Klarman goes on to discuss several methodologies for examining what the true value of a company is versus the perception of its value as portrayed by its stock price. He mentions many methods for evaluating the “real” value of a company -- practices which can be executed by most undergraduate-level finance students. Klarman knew that his formulas and assumptions could be perfect, but unless perception (stock price) and reality merged, he would not make money. The gap needed to be wide enough to account for uncertainties and peoples’ perceptions needed to change.
While this all seems dull and mathematical so far, great investors like Klarman, Buffet, and Soros are acutely aware that current circumstances and the corresponding investor behavior they elicit is what leads to any disconnect between the market price and the true value of each of their holdings. They believe that the ideal circumstance for identifying the widest gap (best margin of safety) is when the fewest number of people agree with them. This happens when the behavior of other investors is contrary to their own. Great investors also know that extreme behavior is not permanent behavior. Attitudes can change more rapidly than fundamentals and money can be made anticipating these attitudinal shifts. Money can be made buying companies (or industries, or markets) with the highest “behavioral” margin of safety. Capital can be protected by avoiding (or shorting) those with the lowest behavioral margin of safety (crowded trades).

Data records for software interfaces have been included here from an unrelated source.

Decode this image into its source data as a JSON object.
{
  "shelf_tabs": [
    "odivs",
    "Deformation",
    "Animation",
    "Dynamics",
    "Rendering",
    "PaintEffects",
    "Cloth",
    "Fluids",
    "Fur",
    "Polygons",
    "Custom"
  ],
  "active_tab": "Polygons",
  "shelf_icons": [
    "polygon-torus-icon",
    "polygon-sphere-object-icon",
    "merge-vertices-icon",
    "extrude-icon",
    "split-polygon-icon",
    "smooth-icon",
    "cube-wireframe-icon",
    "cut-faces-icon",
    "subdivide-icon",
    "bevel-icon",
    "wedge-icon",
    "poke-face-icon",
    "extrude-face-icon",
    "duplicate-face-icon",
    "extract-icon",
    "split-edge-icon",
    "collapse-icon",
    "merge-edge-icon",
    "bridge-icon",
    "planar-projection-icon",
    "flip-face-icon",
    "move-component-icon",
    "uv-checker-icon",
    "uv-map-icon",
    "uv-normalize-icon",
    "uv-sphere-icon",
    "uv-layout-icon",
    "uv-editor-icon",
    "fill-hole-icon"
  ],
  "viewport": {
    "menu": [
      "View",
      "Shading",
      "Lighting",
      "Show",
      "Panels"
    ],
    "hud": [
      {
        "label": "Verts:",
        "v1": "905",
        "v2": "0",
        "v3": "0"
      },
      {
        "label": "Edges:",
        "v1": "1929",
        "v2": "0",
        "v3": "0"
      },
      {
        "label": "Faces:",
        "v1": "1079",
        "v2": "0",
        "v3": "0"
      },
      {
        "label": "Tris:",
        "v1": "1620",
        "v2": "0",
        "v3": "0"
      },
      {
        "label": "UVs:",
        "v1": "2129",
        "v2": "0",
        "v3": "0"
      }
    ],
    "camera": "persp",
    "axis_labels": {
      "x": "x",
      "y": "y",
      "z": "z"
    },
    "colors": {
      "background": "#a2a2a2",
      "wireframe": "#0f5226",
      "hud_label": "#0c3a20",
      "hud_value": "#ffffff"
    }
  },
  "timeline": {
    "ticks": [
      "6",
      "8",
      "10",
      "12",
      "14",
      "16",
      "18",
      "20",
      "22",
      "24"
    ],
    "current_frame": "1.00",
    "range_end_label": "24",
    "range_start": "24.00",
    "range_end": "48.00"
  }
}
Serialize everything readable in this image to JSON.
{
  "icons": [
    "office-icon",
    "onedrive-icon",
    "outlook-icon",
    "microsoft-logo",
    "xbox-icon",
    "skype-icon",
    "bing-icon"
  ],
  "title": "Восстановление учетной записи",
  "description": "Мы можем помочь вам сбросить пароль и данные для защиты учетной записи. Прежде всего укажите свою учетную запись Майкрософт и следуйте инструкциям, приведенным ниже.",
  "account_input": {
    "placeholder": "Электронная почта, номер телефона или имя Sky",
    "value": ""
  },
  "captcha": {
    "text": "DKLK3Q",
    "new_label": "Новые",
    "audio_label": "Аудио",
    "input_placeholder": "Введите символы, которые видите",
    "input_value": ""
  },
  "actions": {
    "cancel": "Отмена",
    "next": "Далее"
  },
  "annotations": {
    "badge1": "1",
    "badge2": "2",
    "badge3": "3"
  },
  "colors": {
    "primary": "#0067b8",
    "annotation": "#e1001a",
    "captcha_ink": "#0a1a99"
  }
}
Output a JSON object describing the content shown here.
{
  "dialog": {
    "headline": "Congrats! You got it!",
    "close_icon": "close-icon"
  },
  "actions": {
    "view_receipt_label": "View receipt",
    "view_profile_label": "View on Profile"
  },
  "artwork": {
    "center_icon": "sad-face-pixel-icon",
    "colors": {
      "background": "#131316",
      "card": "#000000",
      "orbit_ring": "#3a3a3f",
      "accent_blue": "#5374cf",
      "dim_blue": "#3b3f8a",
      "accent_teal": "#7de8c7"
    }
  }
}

What is also quite clear to us is that the longer an investment behavior persists (e.g. buying bonds, selling energy stocks, buying large cap growth stocks, etc.) the greater the likelihood that this behavior will sow the seeds to its own reversal. At these "behavioral inflection points" the selling will dissipate and turn into buying and the buying into selling. Said differently, the stocks (or bonds, commodities, real estate) with the lowest behavioral margin of safety are those that have already gone up the most for the longest period of time.
When I think of recent history, I think of the stock of Apple. In September of 2012 the stock eclipsed $700 per share. Since October of ‘08 Apple ascended to that level in a mesmerizing fashion growing at an annual rate of more than 60%. Few managers who expected to beat their benchmarks could afford to be left out of this stock. At $700 per share there was still a cogent argument as to why the stock had a fundamental margin of safety. Excluding the over $120 of cash per share the company had on its balance sheet, Apple was still trading at under 12 times its forecasted earnings. This was cheaper than many slower growing, lower quality companies in the S&P 500. But how high was its behavioral margin of safety? Did everybody who was going to buy it already own it?
While this practice is difficult to quantify, I would hazard to guess that the behavioral margin of safety was not high for this investment. According to Nick Murray Interactive, Apple was one of the top ten holdings in over seven hundred equity mutual funds; four hundred had it as their single largest holding. 400 mutual funds quantitatively demonstrated that this was the single stock that was going to help them the most in beating the market averages over the foreseeable future after it had already gone up more than just about any other stock over the previous four years. It takes some courage to own any single company. With Apple it took a great deal more courage not to own it. I have no idea how this company will perform from current levels ($500 per share a/o 1/2012) but Nick Murray said it best when he commented, “We may no longer be willing to accept even excellence from Apple, because we have in some sense started pricing in magic.”
The behavioral margin of safety for the stocks in general can vary over time. As we enter 2013 stocks have recovered over 100% from their lows in March of 2009. One would think that the average investor increasingly participating is one of the reasons for this recovery. This is not the case. According to Gallup, every year since the recovery began the “participation rate” of American household in stocks has declined. The participation rate sits at 54%, the lowest level since Gallup started measuring the data in 1999. Everybody who can own stocks clearly does not own stocks. Every dollar that could come into the stock market has yet to be committed. We would need to see more investors behaving with impunity before waving the caution flag to our loyal constituency.